The Museum is in the Fremont Street Experience and is designed to attract visitors and tourists to a walking tour. The signs there have been completely restored any they can be observed with the neon glowing as they would have appeared in "the day".
I prefer to view the signs at the Boneyard where many are in pieces and some wits have artfully placed all or parts of certain signs in tableaux that make one think or laugh out loud. At the Boneyard, the signs have not been restored and one may not see the neon glowing. The paintwork is generally bad, with bare spots, scrapes and fading apparent. Some of the signs are not truly neon, but electric. Most of them have bulbs missing, supporting structures bent or broken. The signs are perched on hardscrabble, rocky, desert hardpack - no kid glove handling here. They bake in the summer and freeze in the winter, exposed to the elements. They look very forlorn when heaped with snow. And they are surrounded by miles of chain link fence.
One might wonder what is the attraction of piles of broken old metal and glass signs announcing places that may or may not exist any longer or that may presently be in their latest Las Vegas reincarnation. For me, it's simply a magnetic draw to old, charming, quirky, nostalgic things in a style no longer seen. A look at a 1950s-looking object causes me to envision ladies with pincurled hair, pumps with thick clunky heels, a fur stole and pearls. The "Cocktails, Steak, Chicken" sign above puts me in mind of art deco, which puts me in mind of the 20s. Las Vegas would have been very young then. That sign would surely have resided in the old area of downtown.
In the predawn of the Bicentennial Day, a young man and woman aged 22 and 23, drove into Las Vegas in their 1972 VW Beetle. They were moving to Las Vegas to live that day. They had driven through the Mojave from Los Angeles during the night as that VW had no air conditioning and it was July in the desert. They had four tiny kittens and all their worldly possessions contained in that small car. She was a bit sentimental and suggested they pull into the city with a drive along the Strip ~ their entrance into this fascinating new place. As they progressed, they/he/she/I saw many of the signs shown in this post glowing in the desert darkness. For the Algiers Motel and the Silver Slipper were booming then. The goliath Aladdin on top of The Aladdin really did hold that magic lamp in his hands.
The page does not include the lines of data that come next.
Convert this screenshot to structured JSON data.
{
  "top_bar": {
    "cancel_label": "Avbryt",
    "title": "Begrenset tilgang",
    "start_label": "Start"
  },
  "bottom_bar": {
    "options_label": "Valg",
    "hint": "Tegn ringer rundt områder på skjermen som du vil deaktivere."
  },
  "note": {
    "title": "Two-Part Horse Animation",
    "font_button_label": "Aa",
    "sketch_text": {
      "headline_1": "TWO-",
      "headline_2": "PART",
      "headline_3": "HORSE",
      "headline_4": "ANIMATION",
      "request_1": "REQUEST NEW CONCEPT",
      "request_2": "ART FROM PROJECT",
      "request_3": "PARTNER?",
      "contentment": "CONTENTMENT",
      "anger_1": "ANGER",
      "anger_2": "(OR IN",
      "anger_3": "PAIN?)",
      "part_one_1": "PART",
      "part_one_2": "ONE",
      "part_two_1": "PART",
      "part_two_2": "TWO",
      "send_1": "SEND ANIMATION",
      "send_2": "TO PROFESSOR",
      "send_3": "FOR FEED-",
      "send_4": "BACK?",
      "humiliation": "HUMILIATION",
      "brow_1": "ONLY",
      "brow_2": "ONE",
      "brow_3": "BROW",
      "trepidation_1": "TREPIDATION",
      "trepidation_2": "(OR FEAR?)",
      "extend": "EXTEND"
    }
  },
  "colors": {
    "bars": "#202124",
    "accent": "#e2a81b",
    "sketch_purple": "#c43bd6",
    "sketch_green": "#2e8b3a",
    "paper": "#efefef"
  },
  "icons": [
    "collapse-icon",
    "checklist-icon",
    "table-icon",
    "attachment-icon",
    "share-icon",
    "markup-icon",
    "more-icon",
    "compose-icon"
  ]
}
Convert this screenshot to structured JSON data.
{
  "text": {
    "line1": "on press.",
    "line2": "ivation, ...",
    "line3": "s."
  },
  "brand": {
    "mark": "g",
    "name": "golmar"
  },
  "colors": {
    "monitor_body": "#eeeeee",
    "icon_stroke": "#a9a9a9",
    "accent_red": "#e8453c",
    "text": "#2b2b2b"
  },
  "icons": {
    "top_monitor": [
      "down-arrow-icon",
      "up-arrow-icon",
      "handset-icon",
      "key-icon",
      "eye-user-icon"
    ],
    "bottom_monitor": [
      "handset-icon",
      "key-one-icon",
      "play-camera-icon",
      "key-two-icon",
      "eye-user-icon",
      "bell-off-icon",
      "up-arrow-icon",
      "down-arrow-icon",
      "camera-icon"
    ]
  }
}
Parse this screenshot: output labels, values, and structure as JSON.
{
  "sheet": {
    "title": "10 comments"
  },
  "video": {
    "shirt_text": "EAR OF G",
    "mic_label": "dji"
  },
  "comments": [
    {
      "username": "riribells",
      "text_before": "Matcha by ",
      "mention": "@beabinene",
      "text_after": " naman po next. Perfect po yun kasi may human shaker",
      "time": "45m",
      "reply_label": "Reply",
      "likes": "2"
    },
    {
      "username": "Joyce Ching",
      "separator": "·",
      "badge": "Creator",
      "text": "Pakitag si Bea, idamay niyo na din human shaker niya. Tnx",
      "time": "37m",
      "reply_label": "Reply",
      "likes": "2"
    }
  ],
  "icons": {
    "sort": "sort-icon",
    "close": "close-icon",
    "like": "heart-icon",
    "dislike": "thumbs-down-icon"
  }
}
I've already written much about how I don't care much for Las Vegas. I might as well live in Nebraska for all the Las Vegas-y things I do. But I do care, a lot, for my history and what's gone before and what's left to come. I remember that ride into the city. I was young and had my whole life ahead of me. I was a dreamer and I thought I knew how it would play out. I was mistaken. I remember the warm air coming in through the windows of that car and I remember all the sights that dazzled me. So you see, by their place in my past, the signs have become venerable things.
I allowed to Kirk as how I'd happily go up and over that chain link fence to mingle with the signs, and I'd like to convince a marvelous photographer to go with me. Oh, yes, I can and have, in recent years, managed to overcome a chain link fence barrier between me and a destination. But I would be concerned about getting camera, tripod and two adults up and over without harm or attracting attention, so it is a scheme unlikely to be played out. Still, I would like to visit the signs in privacy. Not with the infrequent tours in the company of the general public. As one would go to an actual cemetery to pay one's respects.
In my ears right now: Still REM, but I'm a little tender today, so it's "Everybody Hurts". I should probably stop playing it soon and look for something more lively.
Something that charmed me: Another job booked on another strangely named street in our city ~ Lavender Lion Street. I guess home dudes won't be gored or devoured on that job, either.